It remains to be seen whether this kind of defence will be applied in relation to security of payments disputes in other states and territories. Before Facade, disputes involving inconsistency between the prohibition on respondents bringing cross-claims in security of payments legislation and the Corporations Act were typically dealt with in the same way as Brodyn.2

Relevant time for assessing knowledge of insolvency under s553C

Façade argued that Multiplex had knowledge of its insolvency in February 2012 and, under s553C(2) of the Corporations Act, Multiplex should not have the benefit of the operation of s553C(1). Justice Vickery rejected Façade's contention that the relevant time for assessing knowledge of insolvency was at the time when Façade's payment claims under the BCISP Act fell due. Rather, His Honour held that previous authority dictated that the relevant time was when Multiplex executed the subcontract with Façade in September 2011, under which it owed Façade obligations for progress payments.

Was Multiplex's email a valid Payment Schedule?

Justice Vickery considered whether Multiplex's email constituted a valid payment schedule. In this regard, his Honour set out the requirements for payment schedules provided for by s15 of the BCISP Act, which provides, among other things, that a payment schedule must:

  • indicate the amount of the payment (if any) that the respondent proposes to make; and
  • be in the relevant prescribed form (if any).

In the absence of a prescribed form, and in reliance upon a number of earlier Victorian decisions, Justice Vickery provided further guidance on compliance, including that:

  • the question of whether a document constitutes a payment schedule should not be approached in an overly technical manner; and
  • given the emphasis on the speed and informality in the BCISP Act, courts have recognised that payment claims may be prepared quickly and in an abbreviated form, but must nevertheless contain sufficient precision and particularity to allow the parties to identify the real issues in dispute.

Multiplex's response argued that the payment claim was invalid due to apparent inaccuracies and uncertainties, and that once these were remedied, Multiplex would issue Façade with a payment schedule. Justice Vickery construed this as evidencing a Multiplex intent to pay nothing and held that this met the requirements of the BCISP Act.

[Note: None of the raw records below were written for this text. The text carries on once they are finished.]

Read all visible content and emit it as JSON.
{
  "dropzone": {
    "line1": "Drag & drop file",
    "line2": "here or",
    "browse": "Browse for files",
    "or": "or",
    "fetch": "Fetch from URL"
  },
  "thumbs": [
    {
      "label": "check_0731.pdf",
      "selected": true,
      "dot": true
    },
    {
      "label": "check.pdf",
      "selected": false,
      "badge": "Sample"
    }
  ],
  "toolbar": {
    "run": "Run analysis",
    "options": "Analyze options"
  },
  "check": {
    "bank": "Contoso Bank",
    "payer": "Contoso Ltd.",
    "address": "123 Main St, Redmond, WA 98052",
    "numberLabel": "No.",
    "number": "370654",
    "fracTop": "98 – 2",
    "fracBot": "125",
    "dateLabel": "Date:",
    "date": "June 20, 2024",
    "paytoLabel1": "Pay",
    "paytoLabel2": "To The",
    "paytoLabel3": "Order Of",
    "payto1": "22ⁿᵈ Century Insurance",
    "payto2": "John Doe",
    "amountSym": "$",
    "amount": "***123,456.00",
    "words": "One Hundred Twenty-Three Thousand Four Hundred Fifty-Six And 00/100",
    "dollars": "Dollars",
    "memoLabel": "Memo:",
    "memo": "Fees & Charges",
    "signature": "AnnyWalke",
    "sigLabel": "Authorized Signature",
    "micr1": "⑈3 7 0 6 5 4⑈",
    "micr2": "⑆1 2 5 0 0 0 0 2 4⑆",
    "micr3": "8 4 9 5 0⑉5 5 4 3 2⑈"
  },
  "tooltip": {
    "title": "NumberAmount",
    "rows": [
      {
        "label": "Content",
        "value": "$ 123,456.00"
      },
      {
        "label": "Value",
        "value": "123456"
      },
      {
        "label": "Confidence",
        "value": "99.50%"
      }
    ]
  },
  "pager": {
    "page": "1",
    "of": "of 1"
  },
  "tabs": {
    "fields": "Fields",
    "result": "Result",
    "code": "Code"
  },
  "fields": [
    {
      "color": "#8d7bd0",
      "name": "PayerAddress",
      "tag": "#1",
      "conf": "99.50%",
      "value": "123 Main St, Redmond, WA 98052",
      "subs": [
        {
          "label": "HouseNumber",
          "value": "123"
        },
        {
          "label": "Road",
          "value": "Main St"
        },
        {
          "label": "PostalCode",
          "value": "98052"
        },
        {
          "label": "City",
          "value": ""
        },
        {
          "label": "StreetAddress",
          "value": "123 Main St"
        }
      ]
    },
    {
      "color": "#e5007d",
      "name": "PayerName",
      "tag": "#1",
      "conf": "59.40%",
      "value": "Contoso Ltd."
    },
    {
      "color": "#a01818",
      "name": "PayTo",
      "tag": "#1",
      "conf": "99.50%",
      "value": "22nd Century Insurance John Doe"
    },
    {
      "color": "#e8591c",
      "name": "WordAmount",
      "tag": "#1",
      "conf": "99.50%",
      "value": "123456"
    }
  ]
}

Section 15(3) of the BCISP Act requires that the respondent must provide reasons for why the proposed amount is less than that claimed. Addressing this, Justice Vickery held that Multiplex's assertion that Façade's payment claim was invalid was sufficient to meet this requirement. This approach reinforces the principle that payment schedules should not be approached in an overly technical manner. Ultimately, His Honour held that Multiplex's Aconex communication constituted a valid payment schedule under the BCISP Act.

It follows that a bare rejection of a payment claim, so long as it is supported by a reason, will suffice as a payment schedule in Victoria.

Practical implications

  • Where a principal or head contractor receives a payment claim from a contractor or sub-contractor that subsequently becomes insolvent, the principal or head contractor should consider whether there are any sums that can be set off against the payment claim. If so, the set-off provisions for insolvent companies in the Corporations Act will prevail over security of payments legislation.
  • When considering raising a set-off claim in similar circumstances to this case, it is necessary to marshal the relevant evidence in support of the amount to be set-off. Here, evidence of Multiplex's set-off claim was accepted on the basis of detailed affidavit evidence.
  • When responding to a payment claim, while it is advisable to have consideration to the requirements set out in the BCISP Act, this decision suggests that Victorian courts will not strictly enforce the requirements for payment schedules and will typically find these to be valid.


  1. See Gye v McIntyre (1991) 171 CLR 609 applied in GM & AM Pearce & Co Pty Ltd v RGM Australia Pty Ltd [1998] 4VR 888, 899.
  2. See for example M & D Demir Pty Ltd v Graf Plumbing Pty Ltd [2004] NSWSC 553.